Mesa Verde National Park is one of the parks I have always wanted to visit. When you have anticipated something for so long there is always a possibility one will be disappointed but the park was a wonder and fulfilled all my expectations and more. For one thing Mesa Verde is not just one large ruin to be visited like I imagined. The mesas are a huge complex of many different types of cliff dwellings as well as the type of architecture that came before the cliff dwellings. You leave there with a much better understanding of how this civilization developed. There are still many mysteries that archeologists are trying to unravel and some things that we will never know the answers to. Many different tribes still visit and hold ceremonies here because it was the home of their ancestors.
The park contains over 600 cliff dwellings and over 4,500 archeological sites with only a fraction open to the public but there is still so much to see and do at the park. To visit Balcony House, Cliff Palace and Long House you must join a ranger guided program. The tours are somewhat strenuous, you have to descend from the mesa top usually climb several ladders and in one case climb through a narrow 12 foot tunnel at Balcony House. Because of my bad knee that was the one tour I missed.
There are also a number of self guided sites like Spruce Tree House (one of my favorites!), Step House and Badger House Community. Badger House community shows how the building styles evolved over six hundred years from pit houses to cliff dwellings.
My favorite tour was Long House, mostly because the guide was so passionate about the place. At the end of the tour you left with a real feeling for the past and the lives that lived there. One of the main differences today is that the top of the mesas are forested, when the cliff dwellings were occupied the top of the mesas were all farm land. The people used hand holds in the sand stone to climb back and forth from the dwellings to the fields, it was quite high and I tried to imagine young children and also older people climbing up and down the walls. I wouldn’t have made a good ancestral pueblo Mom, I would be a nervous wreck about the children climbing. One of the theories archeologists have about why the people began to build cliff dwellings was that as the population grew they needed more farmland so they began to build their homes in the cliffs to free up more land. The older dwellings of these people are on top of the mesas and are similar to the structures modern Hopi’s make.

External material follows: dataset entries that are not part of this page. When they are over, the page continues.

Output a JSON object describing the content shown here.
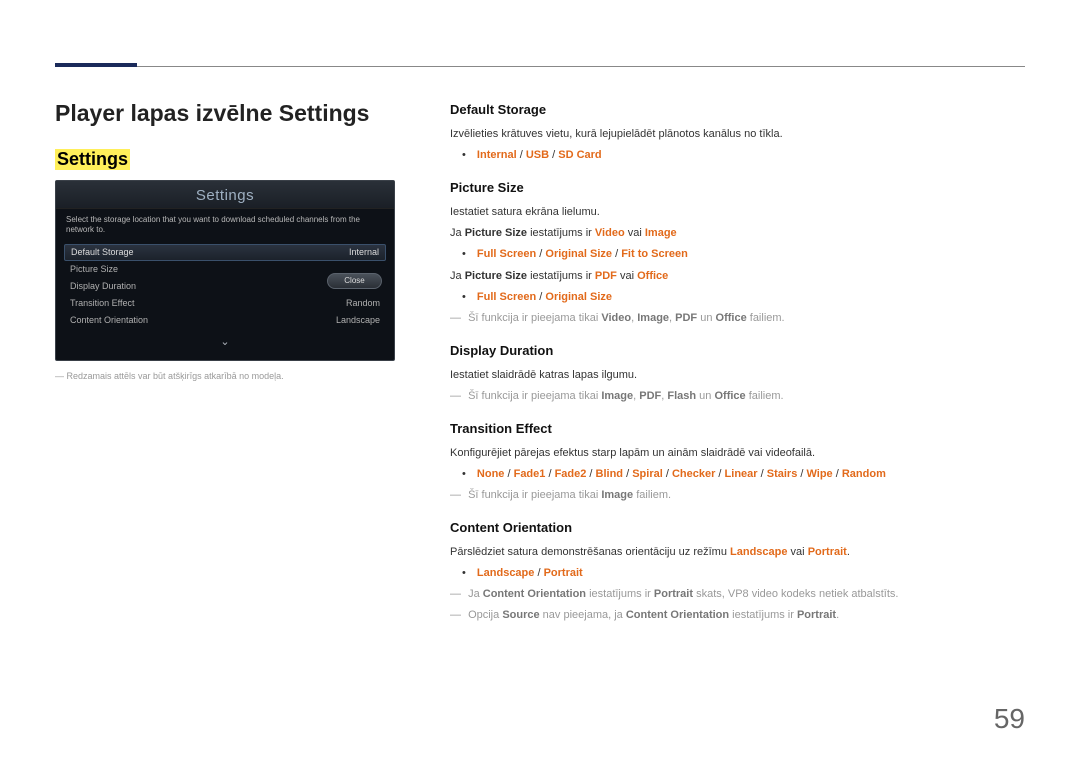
{
  "page_number": "59",
  "left": {
    "title": "Player lapas izvēlne Settings",
    "highlight": "Settings",
    "panel": {
      "title": "Settings",
      "description": "Select the storage location that you want to download scheduled channels from the network to.",
      "rows": [
        {
          "label": "Default Storage",
          "value": "Internal",
          "selected": true
        },
        {
          "label": "Picture Size",
          "value": "",
          "selected": false
        },
        {
          "label": "Display Duration",
          "value": "",
          "selected": false
        },
        {
          "label": "Transition Effect",
          "value": "Random",
          "selected": false
        },
        {
          "label": "Content Orientation",
          "value": "Landscape",
          "selected": false
        }
      ],
      "close": "Close"
    },
    "footnote": "Redzamais attēls var būt atšķirīgs atkarībā no modeļa."
  },
  "right": {
    "default_storage": {
      "h": "Default Storage",
      "desc": "Izvēlieties krātuves vietu, kurā lejupielādēt plānotos kanālus no tīkla.",
      "opts": {
        "a": "Internal",
        "b": "USB",
        "c": "SD Card"
      }
    },
    "picture_size": {
      "h": "Picture Size",
      "desc": "Iestatiet satura ekrāna lielumu.",
      "line1_pre": "Ja ",
      "line1_b1": "Picture Size",
      "line1_mid": " iestatījums ir ",
      "line1_b2": "Video",
      "line1_or": " vai ",
      "line1_b3": "Image",
      "opts1": {
        "a": "Full Screen",
        "b": "Original Size",
        "c": "Fit to Screen"
      },
      "line2_pre": "Ja ",
      "line2_b1": "Picture Size",
      "line2_mid": " iestatījums ir ",
      "line2_b2": "PDF",
      "line2_or": " vai ",
      "line2_b3": "Office",
      "opts2": {
        "a": "Full Screen",
        "b": "Original Size"
      },
      "note_pre": "Šī funkcija ir pieejama tikai ",
      "note_b1": "Video",
      "note_s1": ", ",
      "note_b2": "Image",
      "note_s2": ", ",
      "note_b3": "PDF",
      "note_s3": " un ",
      "note_b4": "Office",
      "note_end": " failiem."
    },
    "display_duration": {
      "h": "Display Duration",
      "desc": "Iestatiet slaidrādē katras lapas ilgumu.",
      "note_pre": "Šī funkcija ir pieejama tikai ",
      "note_b1": "Image",
      "note_s1": ", ",
      "note_b2": "PDF",
      "note_s2": ", ",
      "note_b3": "Flash",
      "note_s3": " un ",
      "note_b4": "Office",
      "note_end": " failiem."
    },
    "transition_effect": {
      "h": "Transition Effect",
      "desc": "Konfigurējiet pārejas efektus starp lapām un ainām slaidrādē vai videofailā.",
      "opts": {
        "a": "None",
        "b": "Fade1",
        "c": "Fade2",
        "d": "Blind",
        "e": "Spiral",
        "f": "Checker",
        "g": "Linear",
        "h": "Stairs",
        "i": "Wipe",
        "j": "Random"
      },
      "note_pre": "Šī funkcija ir pieejama tikai ",
      "note_b1": "Image",
      "note_end": " failiem."
    },
    "content_orientation": {
      "h": "Content Orientation",
      "desc_pre": "Pārslēdziet satura demonstrēšanas orientāciju uz režīmu ",
      "desc_b1": "Landscape",
      "desc_or": " vai ",
      "desc_b2": "Portrait",
      "desc_end": ".",
      "opts": {
        "a": "Landscape",
        "b": "Portrait"
      },
      "note1_pre": "Ja ",
      "note1_b1": "Content Orientation",
      "note1_mid": " iestatījums ir ",
      "note1_b2": "Portrait",
      "note1_end": " skats, VP8 video kodeks netiek atbalstīts.",
      "note2_pre": "Opcija ",
      "note2_b1": "Source",
      "note2_mid": " nav pieejama, ja ",
      "note2_b2": "Content Orientation",
      "note2_mid2": " iestatījums ir ",
      "note2_b3": "Portrait",
      "note2_end": "."
    }
  }
}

Our guide to the Long House showed us how water would seep from the sandstone at the back of the cave and the people built cisterns to hold the water. Like Cliff Palace, Long house also had several towers built with ancient paintings inside so we know they liked to decorate their dwellings. The fact that a painting would last that long is a testament to the dry desert air of this area.
One part of the structures that fascinated me was the kivas. These are round underground rooms within the cliff dwellings. Although most of the kiva’s here are open, normally they would have a closed roof. You would enter the kiva from a ladder in the top. I climbed down into one at Spruce Tree House. I sat quietly and watched the light filter down from the top and tried to imagine the people sitting here many hundreds of years before, doing whatever their routine was in daily life.
Would there be a fire lit in the center of the kiva? Each Kiva was also equipped with a ventilation shaft which had an air deflector, when a fire was burning it would draw air from the shaft and the ventilation shield would keep the air from blowing directly into the fire. The smoke would leave from the same hole you climbed down into the kiva with. I imagine the kiva to be a cozy place in the cold winter months.
Even though I spent a week at Mesa Verde, it still wasn’t enough – there was so much more to learn. The site has an excellent Archeological Museum with beautiful examples of pottery, basketry, tools and clothing. Today, many native people including the Hopi, Navaho, Zuni and Acoma regard these structures as home of their ancestors. Each group has elements of this culture in their cultures today. The traditions are living and continue on for these people and they are gracious to share their culture with us.